I went looking for my makeup-removing towelettes this morning. Couldn't find them. Why? Because I have teenagers. This got me thinking about how things have definitely changed since my babies turned into teens. For instance, I remember when I used to be able to go into my makeup bag, locate my eyeliner, put on that eyeliner and then put it back in my makeup bag. Now I can't find my makeup bag. Because, teens.
And when I look in that 10x magnifying mirror at all the dark hair crawling around over my eyes like a caterpillar moving across my forehead, I mourn the loss of my tweezers, which have disappeared into the abyss that is the girls bathroom in my house. Those girls, however, have PERFECTLY plucked eyebrows. Thanks to my tweezers. Wherever they are.
Their nails are perfectly clipped, thanks to my nail clippers. Which I haven't seen in weeks. MY toenails are practically clawing at the ground when I walk because they've gotten so long. But in order to clip them, someone would have to locate my nail clippers. Naturally, NO ONE knows where they are because apparently, I'M the only one in the house that uses them. Their nails are perfectly clipped, but I'M the only one who uses the nail clippers. Whatever.
Scissors? Tape? I buy them new every Christmas. Why? Teens.
I don't bother painting my nails anymore, because why bother? My nail polish remover and cotton balls have mysteriously vanished into thin air. Naturally, no one has seen them. My husband takes pleasure in helping me out by telling me that he never uses the stuff. Thanks honey, you're a huge help.
I've taken to hiding things that I just refuse to part with. My deodorant is now in my sock drawer. Shampoo and conditioner? I hide those in my closet under my shoe rack and take them in when I shower each day. Razor? Underwear drawer. Shaving cream? The garage, where else??

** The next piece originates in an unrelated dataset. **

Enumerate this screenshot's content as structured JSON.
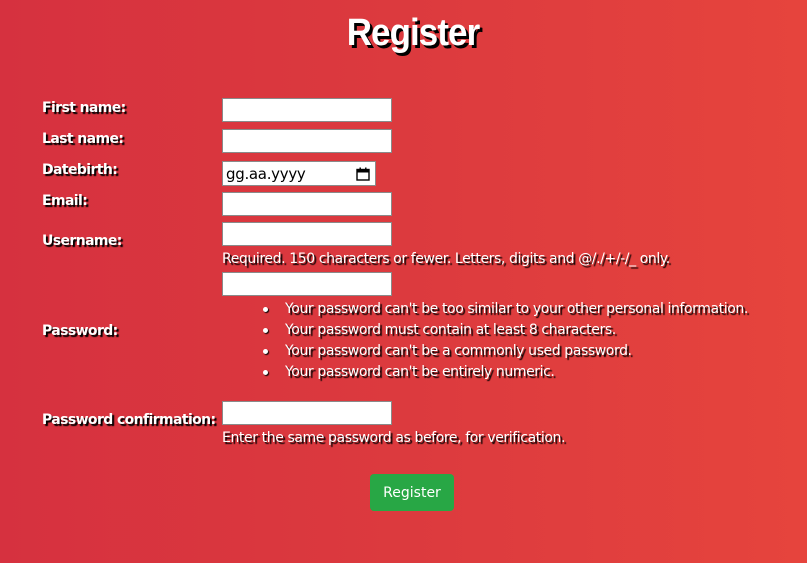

One good thing about being shorter and heavier than my girls: they don't steal my pants. Oh sure, back a few years ago when 17-year-old was a freshman and I was 30 lbs. lighter, I attended her band concert and asked my husband what pants she had on (I could see her white socks like she was Michael Jackson without the glove) and he told me they were mine. She was wearing my size 6 pants. Sure, she was too tall for them (hence the white socks showing), but they fit her. See? Maybe there IS an upside to being short and heavy. That's my new story and I'm sticking with it. So pass me another doughnut.
Yep, I remember back when I could find things, like money in my wallet, food in my pantry, quiet in my house and the ever-important thing to find: my sanity. But alas, those days are gone. They've been replaced by teenagers.
This post originally appeared on the blog Snarkfest.